There, I said it.
It is not profound, it is downright simple. Now I am not here to change this world overnight – I am here to have you straighten up and listen though… to reserve one’s assumption you first have to identify you own bias… again… not profound… but I hope now you are sitting up straight.
Ask yourself… what do you think influences your thoughts around sex and disability?
Do you think your education from wherever has equipped you to passionately advocate for their human sexual right in a disabled system? (forgive me… that was a loaded question)
Let me put it this way – (clause – generalized case scenario) “Jenny”- a 52-year-old divorced heterosexual female is asked to facilitate and ensure the cares of “Justin’s” sexual health care plan during her shift in caring for him. This means she is to facilitate the opportunity within the residence for “Justin” to facilitate activities of self-pleasure (for example) and or access to a sex worker (for example).

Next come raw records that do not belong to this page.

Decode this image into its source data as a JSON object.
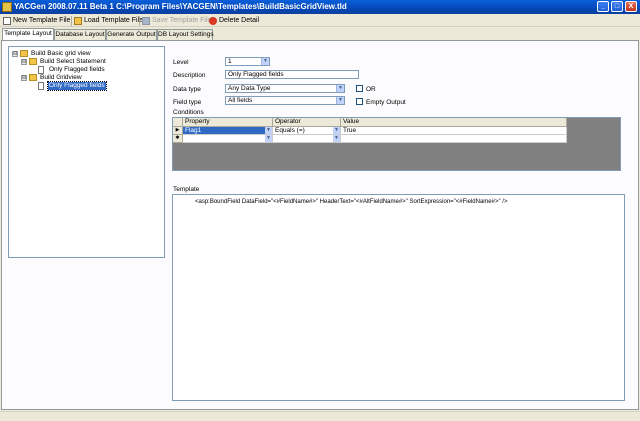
{
  "window": {
    "title": "YACGen 2008.07.11 Beta 1 C:\\Program Files\\YACGEN\\Templates\\BuildBasicGridView.tld",
    "minimize": "_",
    "maximize": "□",
    "close": "X"
  },
  "toolbar": {
    "new_label": "New Template File",
    "load_label": "Load Template File",
    "save_label": "Save Template File",
    "delete_label": "Delete Detail"
  },
  "tabs": [
    {
      "label": "Template Layout",
      "active": true
    },
    {
      "label": "Database Layout",
      "active": false
    },
    {
      "label": "Generate Output",
      "active": false
    },
    {
      "label": "DB Layout Settings",
      "active": false
    }
  ],
  "tree": {
    "nodes": [
      {
        "label": "Build Basic grid view",
        "expander": "⊟",
        "kind": "folder"
      },
      {
        "label": "Build Select Statement",
        "expander": "⊟",
        "kind": "folder"
      },
      {
        "label": "Only Flagged fields",
        "expander": "",
        "kind": "doc"
      },
      {
        "label": "Build Gridview",
        "expander": "⊟",
        "kind": "folder"
      },
      {
        "label": "Only Flagged fields",
        "expander": "",
        "kind": "doc",
        "selected": true
      }
    ]
  },
  "form": {
    "level_label": "Level",
    "level_value": "1",
    "description_label": "Description",
    "description_value": "Only Flagged fields",
    "datatype_label": "Data type",
    "datatype_value": "Any Data Type",
    "or_label": "OR",
    "fieldtype_label": "Field type",
    "fieldtype_value": "All fields",
    "empty_output_label": "Empty Output",
    "conditions_label": "Conditions"
  },
  "conditions": {
    "columns": [
      "Property",
      "Operator",
      "Value"
    ],
    "rows": [
      {
        "marker": "▶",
        "property": "Flag1",
        "operator": "Equals (=)",
        "value": "True"
      },
      {
        "marker": "✱",
        "property": "",
        "operator": "",
        "value": ""
      }
    ]
  },
  "template": {
    "label": "Template",
    "text": "<asp:BoundField DataField=\"<#FieldName#>\" HeaderText=\"<#AltFieldName#>\" SortExpression=\"<#FieldName#>\" />"
  }
}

Now Jenny has had no education on how to carry out a sexual health assessment or even to have a dialogue with “Justin” and therefore does not know how to navigate the logistics of facilitating “Justin’s” expressions and interests… desires. “Jenny” has stated that she feels uncomfortable in providing these opportunities – “he’s as old as my son” “it’s not my job to this”… so what happens… nothing!
Jenny simply skips that part of the care plan and “Justin” has had this part of his life neglected and disabled.
“Jenny” is not alone in this and neither is “Justin” in his experience.
Many individuals assume disabled people have no interest in or “need” for sex…?
‘Surely you’d be happy with survival – sex is surely a bonus…’
So no need to get greedy “Justin” in your life on the other side.
These assumptions are devastating and infuriate me to no end.
If you have to silence your assumption – you need to increase your awareness and education. Done. The end. Full stop.
And if you are one of those amazing people who work in this disabled system and do not know where to start in advocating for your patient’s sexual health rights… start with this question…
“Justin – I want to ask you a question… do you want to have sex mate? If so, how am I ‘ABLE’ to help with this?”
Clinical Sexologist, Educator, Researcher
Note: The author is aware of “othering” in this piece – no offence was intended – if anything it strengthens the point.